• **WHAT YOU SHOULD DO**
Type out each entry exactly as it appears, but keep every image out.

-=-=-=-=-

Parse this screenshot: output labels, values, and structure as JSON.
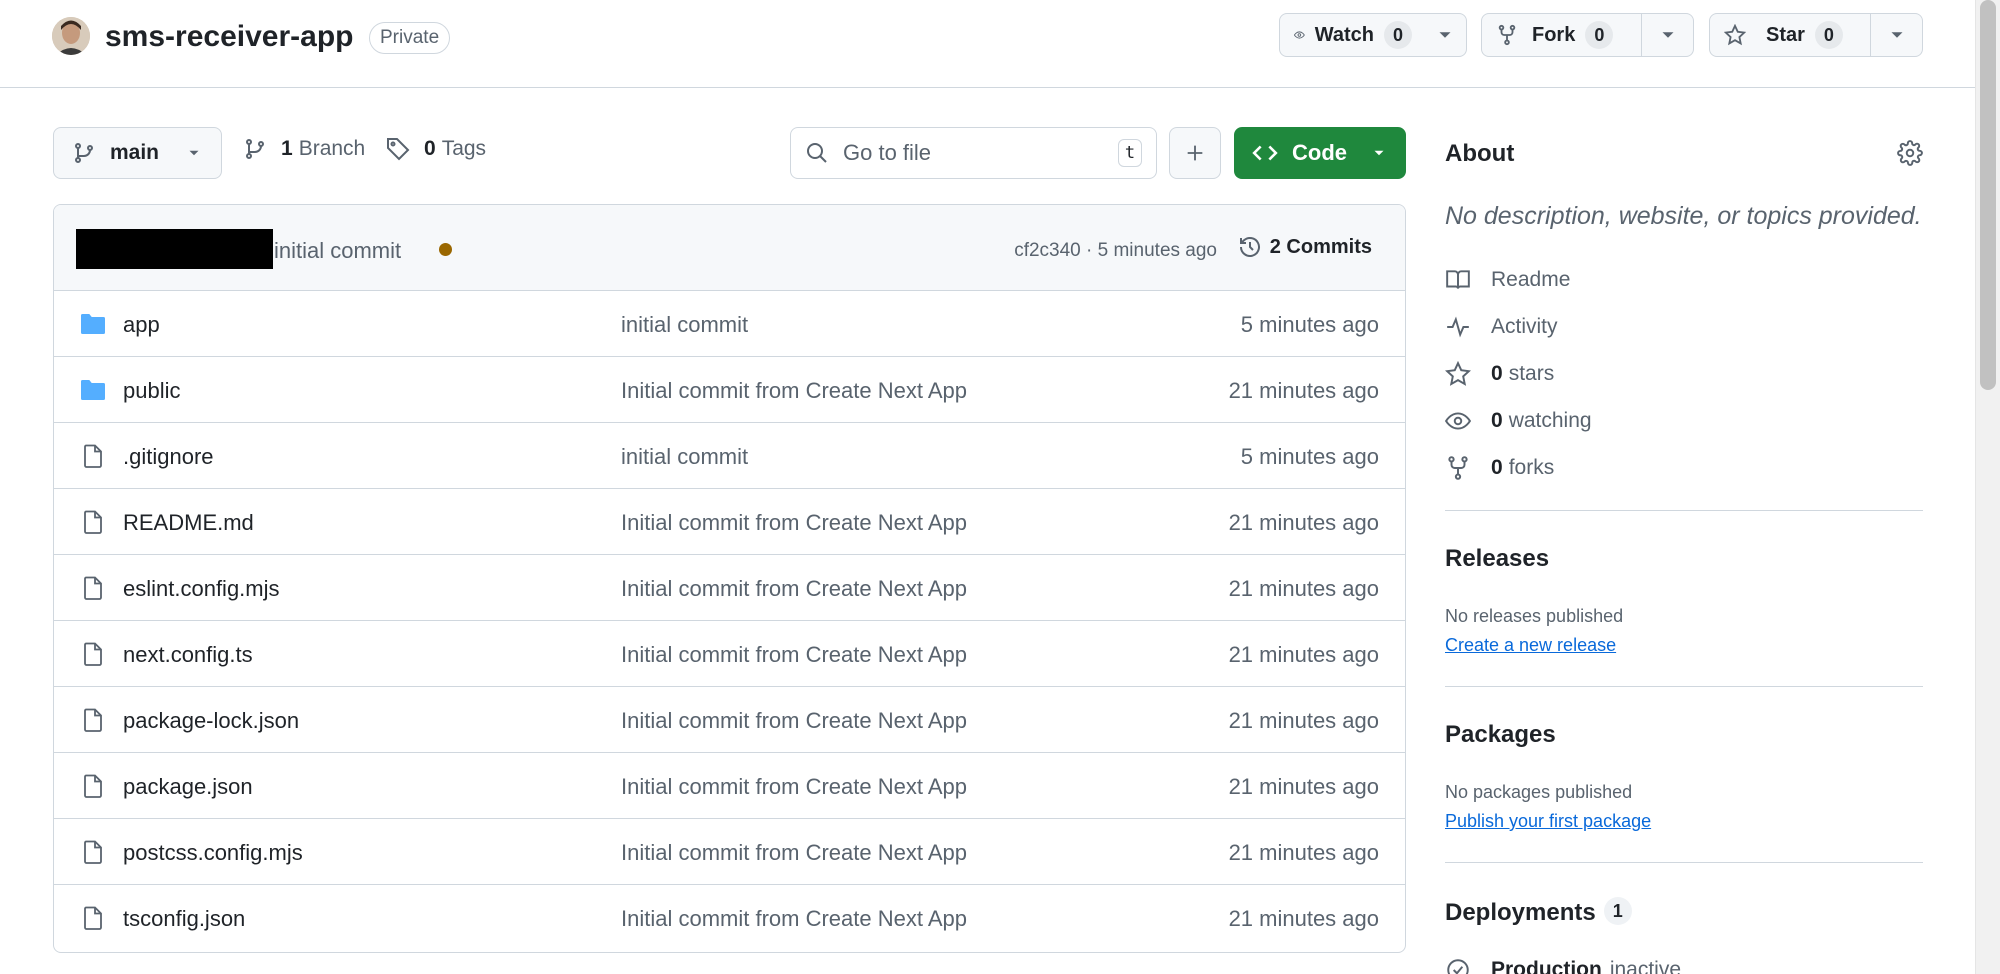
{
  "repo": {
    "name": "sms-receiver-app",
    "visibility": "Private"
  },
  "actions": {
    "watch": {
      "label": "Watch",
      "count": "0"
    },
    "fork": {
      "label": "Fork",
      "count": "0"
    },
    "star": {
      "label": "Star",
      "count": "0"
    }
  },
  "toolbar": {
    "branch": "main",
    "branches_count": "1",
    "branches_label": "Branch",
    "tags_count": "0",
    "tags_label": "Tags",
    "goto_placeholder": "Go to file",
    "goto_shortcut": "t",
    "code_label": "Code"
  },
  "latest_commit": {
    "message": "initial commit",
    "meta": "cf2c340 · 5 minutes ago",
    "commits_label": "2 Commits"
  },
  "files": [
    {
      "type": "folder",
      "name": "app",
      "message": "initial commit",
      "age": "5 minutes ago"
    },
    {
      "type": "folder",
      "name": "public",
      "message": "Initial commit from Create Next App",
      "age": "21 minutes ago"
    },
    {
      "type": "file",
      "name": ".gitignore",
      "message": "initial commit",
      "age": "5 minutes ago"
    },
    {
      "type": "file",
      "name": "README.md",
      "message": "Initial commit from Create Next App",
      "age": "21 minutes ago"
    },
    {
      "type": "file",
      "name": "eslint.config.mjs",
      "message": "Initial commit from Create Next App",
      "age": "21 minutes ago"
    },
    {
      "type": "file",
      "name": "next.config.ts",
      "message": "Initial commit from Create Next App",
      "age": "21 minutes ago"
    },
    {
      "type": "file",
      "name": "package-lock.json",
      "message": "Initial commit from Create Next App",
      "age": "21 minutes ago"
    },
    {
      "type": "file",
      "name": "package.json",
      "message": "Initial commit from Create Next App",
      "age": "21 minutes ago"
    },
    {
      "type": "file",
      "name": "postcss.config.mjs",
      "message": "Initial commit from Create Next App",
      "age": "21 minutes ago"
    },
    {
      "type": "file",
      "name": "tsconfig.json",
      "message": "Initial commit from Create Next App",
      "age": "21 minutes ago"
    }
  ],
  "about": {
    "title": "About",
    "description": "No description, website, or topics provided.",
    "readme": "Readme",
    "activity": "Activity",
    "stars_count": "0",
    "stars_label": "stars",
    "watching_count": "0",
    "watching_label": "watching",
    "forks_count": "0",
    "forks_label": "forks"
  },
  "releases": {
    "title": "Releases",
    "empty": "No releases published",
    "link": "Create a new release"
  },
  "packages": {
    "title": "Packages",
    "empty": "No packages published",
    "link": "Publish your first package"
  },
  "deployments": {
    "title": "Deployments",
    "count": "1",
    "env_name": "Production",
    "env_status": "inactive"
  },
  "colors": {
    "primary_button": "#1f883d",
    "link": "#0969da",
    "folder": "#54aeff",
    "status_dot": "#9a6700"
  }
}
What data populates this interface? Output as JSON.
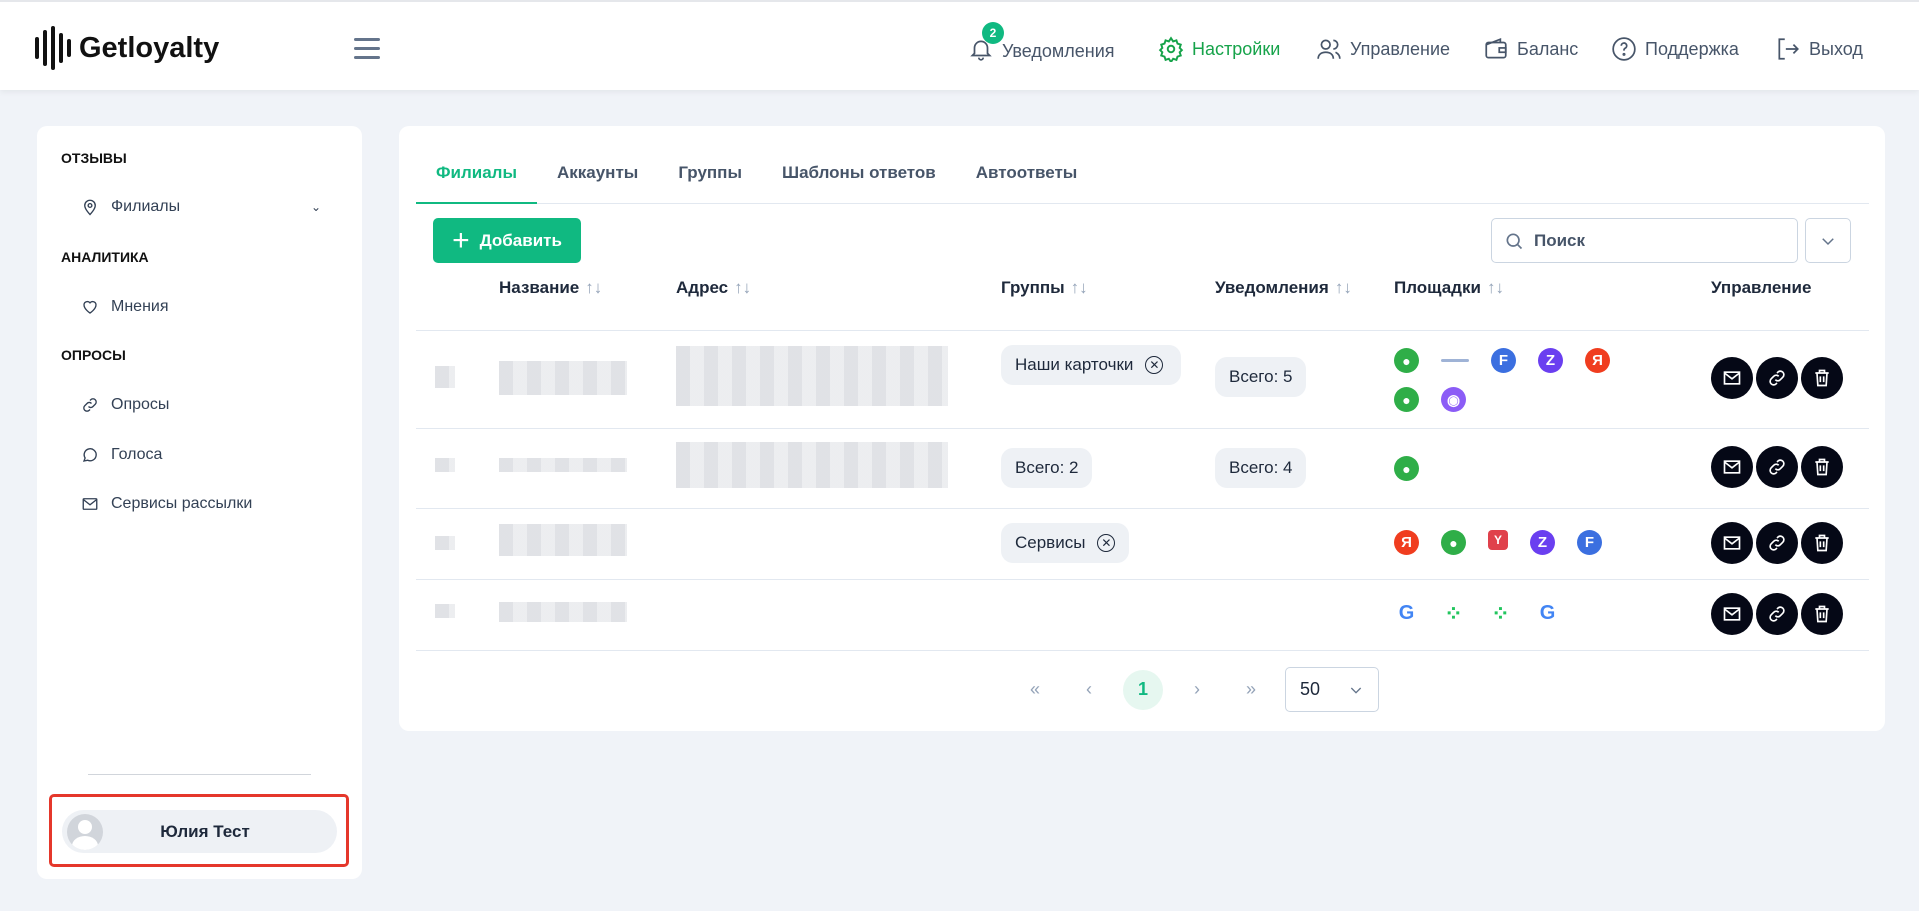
{
  "header": {
    "brand": "Getloyalty",
    "notifications_count": "2",
    "nav": [
      {
        "label": "Уведомления",
        "icon": "bell-icon"
      },
      {
        "label": "Настройки",
        "icon": "gear-icon",
        "active": true
      },
      {
        "label": "Управление",
        "icon": "users-icon"
      },
      {
        "label": "Баланс",
        "icon": "wallet-icon"
      },
      {
        "label": "Поддержка",
        "icon": "help-icon"
      },
      {
        "label": "Выход",
        "icon": "logout-icon"
      }
    ]
  },
  "sidebar": {
    "sections": [
      {
        "title": "ОТЗЫВЫ"
      },
      {
        "title": "АНАЛИТИКА"
      },
      {
        "title": "ОПРОСЫ"
      }
    ],
    "items": [
      {
        "label": "Филиалы"
      },
      {
        "label": "Мнения"
      },
      {
        "label": "Опросы"
      },
      {
        "label": "Голоса"
      },
      {
        "label": "Сервисы рассылки"
      }
    ],
    "user": "Юлия Тест"
  },
  "main": {
    "tabs": [
      "Филиалы",
      "Аккаунты",
      "Группы",
      "Шаблоны ответов",
      "Автоответы"
    ],
    "add_label": "Добавить",
    "search_placeholder": "Поиск",
    "columns": [
      "Название",
      "Адрес",
      "Группы",
      "Уведомления",
      "Площадки",
      "Управление"
    ],
    "sort_glyph": "↑↓",
    "rows": [
      {
        "group": "Наши карточки",
        "group_removable": true,
        "notifications": "Всего: 5",
        "platforms": [
          "2gis",
          "organizer",
          "tf",
          "zoon",
          "yandex",
          "2gis",
          "globe"
        ]
      },
      {
        "group": "Всего: 2",
        "group_removable": false,
        "notifications": "Всего: 4",
        "platforms": [
          "2gis"
        ]
      },
      {
        "group": "Сервисы",
        "group_removable": true,
        "notifications": "",
        "platforms": [
          "yandex",
          "2gis",
          "yell",
          "zoon",
          "tf"
        ]
      },
      {
        "group": "",
        "group_removable": false,
        "notifications": "",
        "platforms": [
          "google",
          "dots",
          "dots",
          "google"
        ]
      }
    ],
    "pagination": {
      "first": "«",
      "prev": "‹",
      "current": "1",
      "next": "›",
      "last": "»",
      "page_size": "50"
    }
  },
  "colors": {
    "accent": "#10b981",
    "action": "#050816",
    "highlight": "#e5372b"
  }
}
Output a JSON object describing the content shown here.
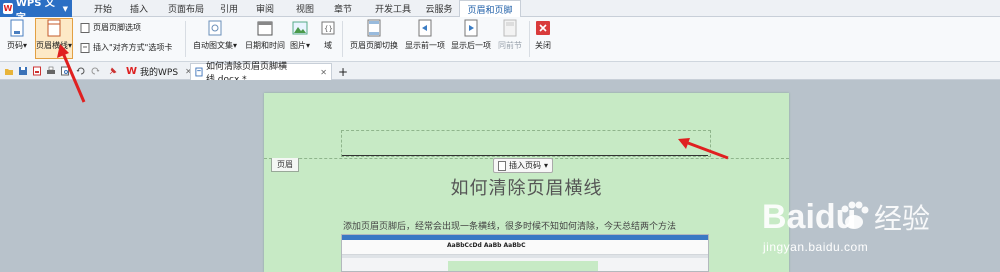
{
  "menubar": {
    "app_name": "WPS 文字",
    "tabs": [
      "开始",
      "插入",
      "页面布局",
      "引用",
      "审阅",
      "视图",
      "章节",
      "开发工具",
      "云服务",
      "页眉和页脚"
    ],
    "active_tab": "页眉和页脚"
  },
  "ribbon": {
    "page_number": "页码",
    "header_line": "页眉横线",
    "header_footer_options": "页眉页脚选项",
    "insert_align_tab": "插入\"对齐方式\"选项卡",
    "auto_text": "自动图文集",
    "date_time": "日期和时间",
    "picture": "图片",
    "field": "域",
    "switch_header_footer": "页眉页脚切换",
    "show_prev": "显示前一项",
    "show_next": "显示后一项",
    "same_prev": "同前节",
    "close": "关闭"
  },
  "tabs": {
    "my_wps": "我的WPS",
    "document": "如何清除页眉页脚横线.docx *",
    "add": "+"
  },
  "document": {
    "header_tag": "页眉",
    "insert_page_number": "插入页码",
    "title": "如何清除页眉横线",
    "body_text": "添加页眉页脚后，经常会出现一条横线，很多时候不知如何清除，今天总结两个方法",
    "embedded_font_sample": "AaBbCcDd AaBb AaBbC"
  },
  "watermark": {
    "brand": "Baidu",
    "brand_cn": "经验",
    "url": "jingyan.baidu.com"
  },
  "colors": {
    "accent": "#2b6fc4",
    "page_bg": "#c7eac5",
    "arrow": "#e02020",
    "close_red": "#d93b3b"
  }
}
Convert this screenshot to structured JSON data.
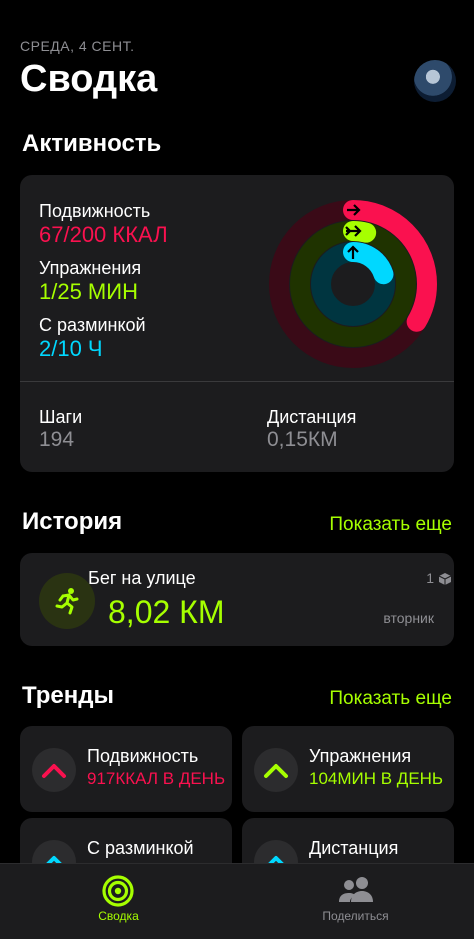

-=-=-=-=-

• **RESPONSE BELOW**
Parse this screenshot: output labels, values, and structure as JSON.
{
  "repo": {
    "name": "sms-receiver-app",
    "visibility": "Private"
  },
  "actions": {
    "watch": {
      "label": "Watch",
      "count": "0"
    },
    "fork": {
      "label": "Fork",
      "count": "0"
    },
    "star": {
      "label": "Star",
      "count": "0"
    }
  },
  "toolbar": {
    "branch": "main",
    "branches_count": "1",
    "branches_label": "Branch",
    "tags_count": "0",
    "tags_label": "Tags",
    "goto_placeholder": "Go to file",
    "goto_shortcut": "t",
    "code_label": "Code"
  },
  "latest_commit": {
    "message": "initial commit",
    "meta": "cf2c340 · 5 minutes ago",
    "commits_label": "2 Commits"
  },
  "files": [
    {
      "type": "folder",
      "name": "app",
      "message": "initial commit",
      "age": "5 minutes ago"
    },
    {
      "type": "folder",
      "name": "public",
      "message": "Initial commit from Create Next App",
      "age": "21 minutes ago"
    },
    {
      "type": "file",
      "name": ".gitignore",
      "message": "initial commit",
      "age": "5 minutes ago"
    },
    {
      "type": "file",
      "name": "README.md",
      "message": "Initial commit from Create Next App",
      "age": "21 minutes ago"
    },
    {
      "type": "file",
      "name": "eslint.config.mjs",
      "message": "Initial commit from Create Next App",
      "age": "21 minutes ago"
    },
    {
      "type": "file",
      "name": "next.config.ts",
      "message": "Initial commit from Create Next App",
      "age": "21 minutes ago"
    },
    {
      "type": "file",
      "name": "package-lock.json",
      "message": "Initial commit from Create Next App",
      "age": "21 minutes ago"
    },
    {
      "type": "file",
      "name": "package.json",
      "message": "Initial commit from Create Next App",
      "age": "21 minutes ago"
    },
    {
      "type": "file",
      "name": "postcss.config.mjs",
      "message": "Initial commit from Create Next App",
      "age": "21 minutes ago"
    },
    {
      "type": "file",
      "name": "tsconfig.json",
      "message": "Initial commit from Create Next App",
      "age": "21 minutes ago"
    }
  ],
  "about": {
    "title": "About",
    "description": "No description, website, or topics provided.",
    "readme": "Readme",
    "activity": "Activity",
    "stars_count": "0",
    "stars_label": "stars",
    "watching_count": "0",
    "watching_label": "watching",
    "forks_count": "0",
    "forks_label": "forks"
  },
  "releases": {
    "title": "Releases",
    "empty": "No releases published",
    "link": "Create a new release"
  },
  "packages": {
    "title": "Packages",
    "empty": "No packages published",
    "link": "Publish your first package"
  },
  "deployments": {
    "title": "Deployments",
    "count": "1",
    "env_name": "Production",
    "env_status": "inactive"
  },
  "colors": {
    "primary_button": "#1f883d",
    "link": "#0969da",
    "folder": "#54aeff",
    "status_dot": "#9a6700"
  }
}
What data populates this interface? Output as JSON.
{
  "header": {
    "brand": "Getloyalty",
    "notifications_count": "2",
    "nav": [
      {
        "label": "Уведомления",
        "icon": "bell-icon"
      },
      {
        "label": "Настройки",
        "icon": "gear-icon",
        "active": true
      },
      {
        "label": "Управление",
        "icon": "users-icon"
      },
      {
        "label": "Баланс",
        "icon": "wallet-icon"
      },
      {
        "label": "Поддержка",
        "icon": "help-icon"
      },
      {
        "label": "Выход",
        "icon": "logout-icon"
      }
    ]
  },
  "sidebar": {
    "sections": [
      {
        "title": "ОТЗЫВЫ"
      },
      {
        "title": "АНАЛИТИКА"
      },
      {
        "title": "ОПРОСЫ"
      }
    ],
    "items": [
      {
        "label": "Филиалы"
      },
      {
        "label": "Мнения"
      },
      {
        "label": "Опросы"
      },
      {
        "label": "Голоса"
      },
      {
        "label": "Сервисы рассылки"
      }
    ],
    "user": "Юлия Тест"
  },
  "main": {
    "tabs": [
      "Филиалы",
      "Аккаунты",
      "Группы",
      "Шаблоны ответов",
      "Автоответы"
    ],
    "add_label": "Добавить",
    "search_placeholder": "Поиск",
    "columns": [
      "Название",
      "Адрес",
      "Группы",
      "Уведомления",
      "Площадки",
      "Управление"
    ],
    "sort_glyph": "↑↓",
    "rows": [
      {
        "group": "Наши карточки",
        "group_removable": true,
        "notifications": "Всего: 5",
        "platforms": [
          "2gis",
          "organizer",
          "tf",
          "zoon",
          "yandex",
          "2gis",
          "globe"
        ]
      },
      {
        "group": "Всего: 2",
        "group_removable": false,
        "notifications": "Всего: 4",
        "platforms": [
          "2gis"
        ]
      },
      {
        "group": "Сервисы",
        "group_removable": true,
        "notifications": "",
        "platforms": [
          "yandex",
          "2gis",
          "yell",
          "zoon",
          "tf"
        ]
      },
      {
        "group": "",
        "group_removable": false,
        "notifications": "",
        "platforms": [
          "google",
          "dots",
          "dots",
          "google"
        ]
      }
    ],
    "pagination": {
      "first": "«",
      "prev": "‹",
      "current": "1",
      "next": "›",
      "last": "»",
      "page_size": "50"
    }
  },
  "colors": {
    "accent": "#10b981",
    "action": "#050816",
    "highlight": "#e5372b"
  }
}
Output a JSON object describing the content shown here.
{
  "menubar": {
    "app_name": "WPS 文字",
    "tabs": [
      "开始",
      "插入",
      "页面布局",
      "引用",
      "审阅",
      "视图",
      "章节",
      "开发工具",
      "云服务",
      "页眉和页脚"
    ],
    "active_tab": "页眉和页脚"
  },
  "ribbon": {
    "page_number": "页码",
    "header_line": "页眉横线",
    "header_footer_options": "页眉页脚选项",
    "insert_align_tab": "插入\"对齐方式\"选项卡",
    "auto_text": "自动图文集",
    "date_time": "日期和时间",
    "picture": "图片",
    "field": "域",
    "switch_header_footer": "页眉页脚切换",
    "show_prev": "显示前一项",
    "show_next": "显示后一项",
    "same_prev": "同前节",
    "close": "关闭"
  },
  "tabs": {
    "my_wps": "我的WPS",
    "document": "如何清除页眉页脚横线.docx *",
    "add": "+"
  },
  "document": {
    "header_tag": "页眉",
    "insert_page_number": "插入页码",
    "title": "如何清除页眉横线",
    "body_text": "添加页眉页脚后，经常会出现一条横线，很多时候不知如何清除，今天总结两个方法",
    "embedded_font_sample": "AaBbCcDd AaBb AaBbC"
  },
  "watermark": {
    "brand": "Baidu",
    "brand_cn": "经验",
    "url": "jingyan.baidu.com"
  },
  "colors": {
    "accent": "#2b6fc4",
    "page_bg": "#c7eac5",
    "arrow": "#e02020",
    "close_red": "#d93b3b"
  }
}
Convert this screenshot to structured JSON data.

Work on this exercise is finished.